The Valongo Wharf of Rio de Janeiro has sparked a tense debate between local developers and an American architect that has made it her mission to get support for excavating the area. The wharf is the site of one of the world’s largest, most widely traversed slave ports in history, as over 500,000 Africans set foot on the site after surviving the trek across the Atlantic.
Despite its history, today the area simply looks like a lot with masses of stones and a few scattered signs referencing the significance of the site.
The wharf sits in one of Rio’s abandoned neighborhoods.
Valongo was in part excavated in a project costing millions entitled “Porto Maravilha” worth millions of dollars. The project was started to bring more business to the neighborhood.
However, Black activists and historians are pushing for more work to be done in excavating the wharf, given the importance and rarity of the site. Historians previously of the site’s location, but they weren’t aware of how well preserved the slave port was until developers began their $2 billion renovation of the area to give it some attractions and generate a profit on the land.
“‘The fact is that in Brazil sites dealing with African heritage are just less important,” said Elisa Larkin Nascimento, who heads Rio’s Ipeafro Afro-Brazilian Studies and Research Institute. “It’s a very neat statement of Brazilian racism. They are not interested in the history of Africans in Brazil…’
Built in 1811 on what was then the outskirts of town to replace a more central slave port, Valongo was literally buried – first beneath the paving stones of the stately wharf reconstructed to receive the bride of Brazil’s Portuguese emperor in 1843 and then over the following century and a half beneath layer after layer of pavement.
‘The decision to bury it was deliberate,” Fajardo said. “I believe it was a strategy to erase the memory of the practice of slavery.’
Sara Zewde, the architect that has been lobbying for more excavation and preservation of the site, has garnered support from Rio’s cultural heritage office on her proposal to build a walkway that would give locals space to perform and engage in traditional music, dance and martial arts—namely samba and capoeira. Zewde is also interested in planting African plants like the baobab tree to make vivid depictions of the Africans’ background and transition into the slave port.
However, the Porto Maravilha’s developers have so far expressed their disinterest in doing more work on the slave site, saying it would set their plans back for months at a time. They also argue that the work it would take to do more excavation wouldn’t yield a big enough return on the investment.

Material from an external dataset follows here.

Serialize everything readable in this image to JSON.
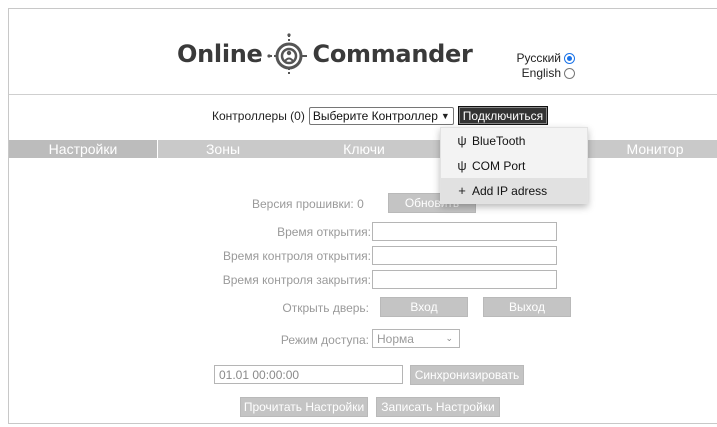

Zewde is hardly satisfied with the agency’s excuses and insists that a more extensive excavation has a much larger significance than what the agency is publicly acknowledging.
“It’s not just about the Black movement, it’s not just about Rio or Brazil,” Zewde said. “It’s about world history.”
[SOURCE: Huffington Post]